- _Assigned task_
The records below must be written out exactly, with every picture left behind.

------

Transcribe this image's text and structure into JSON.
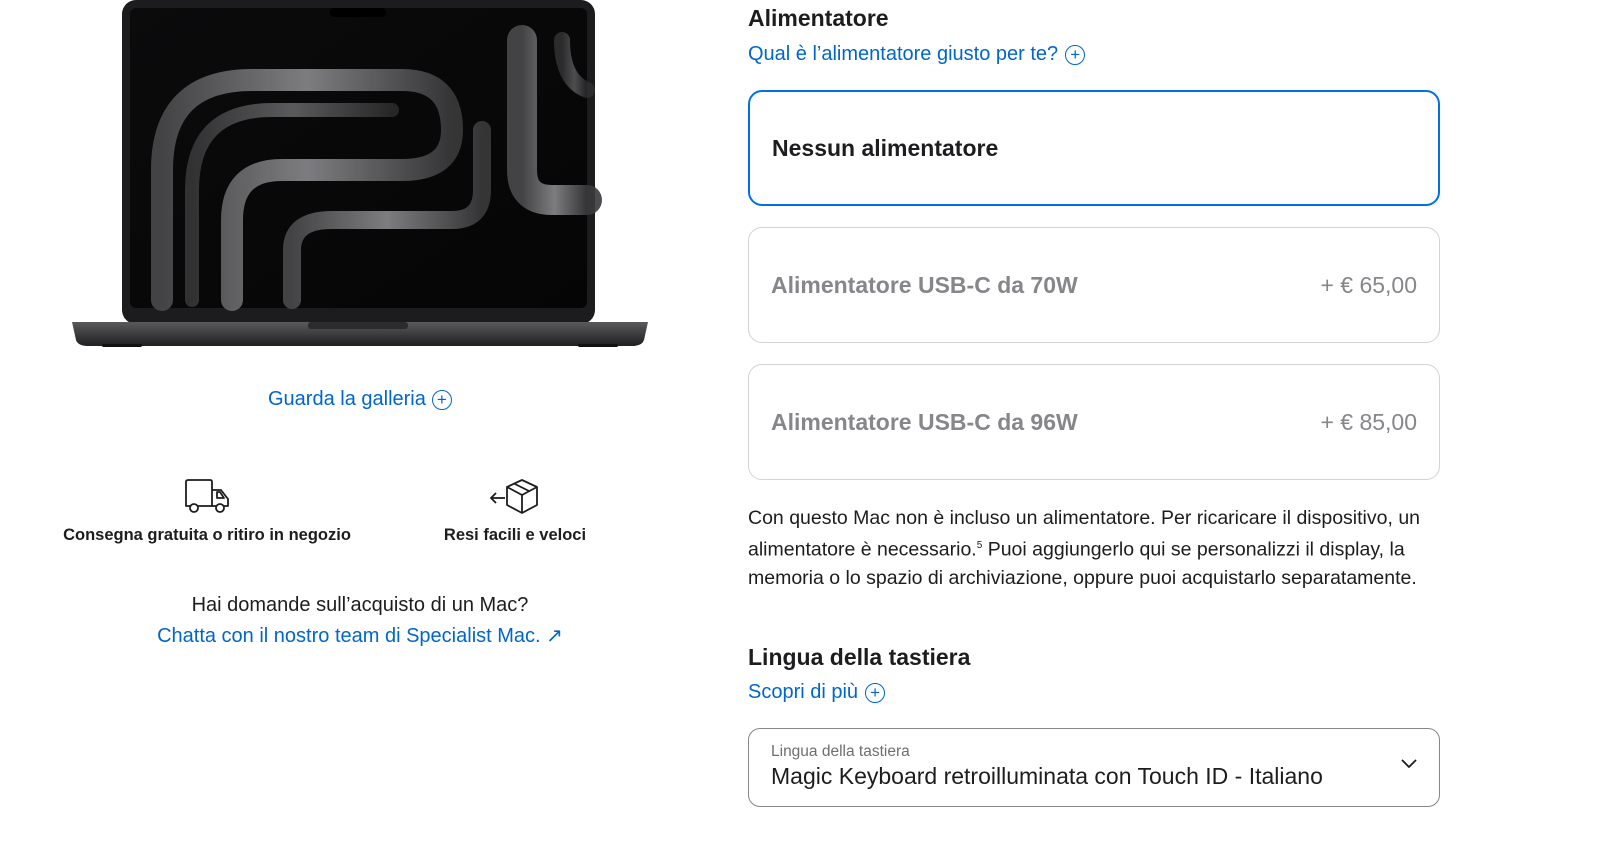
{
  "gallery": {
    "label": "Guarda la galleria",
    "icon": "plus-circle-icon"
  },
  "features": [
    {
      "label": "Consegna gratuita o ritiro in negozio",
      "icon": "delivery-truck-icon"
    },
    {
      "label": "Resi facili e veloci",
      "icon": "return-box-icon"
    }
  ],
  "help": {
    "question": "Hai domande sull’acquisto di un Mac?",
    "chat_link": "Chatta con il nostro team di Specialist Mac. ↗"
  },
  "power": {
    "title": "Alimentatore",
    "help_link": "Qual è l’alimentatore giusto per te?",
    "options": [
      {
        "name": "Nessun alimentatore",
        "price": "",
        "selected": true
      },
      {
        "name": "Alimentatore USB-C da 70W",
        "price": "+ € 65,00",
        "selected": false
      },
      {
        "name": "Alimentatore USB-C da 96W",
        "price": "+ € 85,00",
        "selected": false
      }
    ],
    "note_part1": "Con questo Mac non è incluso un alimentatore. Per ricaricare il dispositivo, un alimentatore è necessario.",
    "note_footnote": "5",
    "note_part2": " Puoi aggiungerlo qui se personalizzi il display, la memoria o lo spazio di archiviazione, oppure puoi acquistarlo separatamente."
  },
  "keyboard": {
    "title": "Lingua della tastiera",
    "help_link": "Scopri di più",
    "select_label": "Lingua della tastiera",
    "select_value": "Magic Keyboard retroilluminata con Touch ID - Italiano"
  },
  "colors": {
    "accent": "#0066cc",
    "selected_border": "#0071e3",
    "disabled_text": "#86868b"
  }
}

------

- _Answer section_
Transcribe this image's text and structure into JSON.
{
  "gallery": {
    "label": "Guarda la galleria",
    "icon": "plus-circle-icon"
  },
  "features": [
    {
      "label": "Consegna gratuita o ritiro in negozio",
      "icon": "delivery-truck-icon"
    },
    {
      "label": "Resi facili e veloci",
      "icon": "return-box-icon"
    }
  ],
  "help": {
    "question": "Hai domande sull’acquisto di un Mac?",
    "chat_link": "Chatta con il nostro team di Specialist Mac. ↗"
  },
  "power": {
    "title": "Alimentatore",
    "help_link": "Qual è l’alimentatore giusto per te?",
    "options": [
      {
        "name": "Nessun alimentatore",
        "price": "",
        "selected": true
      },
      {
        "name": "Alimentatore USB-C da 70W",
        "price": "+ € 65,00",
        "selected": false
      },
      {
        "name": "Alimentatore USB-C da 96W",
        "price": "+ € 85,00",
        "selected": false
      }
    ],
    "note_part1": "Con questo Mac non è incluso un alimentatore. Per ricaricare il dispositivo, un alimentatore è necessario.",
    "note_footnote": "5",
    "note_part2": " Puoi aggiungerlo qui se personalizzi il display, la memoria o lo spazio di archiviazione, oppure puoi acquistarlo separatamente."
  },
  "keyboard": {
    "title": "Lingua della tastiera",
    "help_link": "Scopri di più",
    "select_label": "Lingua della tastiera",
    "select_value": "Magic Keyboard retroilluminata con Touch ID - Italiano"
  },
  "colors": {
    "accent": "#0066cc",
    "selected_border": "#0071e3",
    "disabled_text": "#86868b"
  }
}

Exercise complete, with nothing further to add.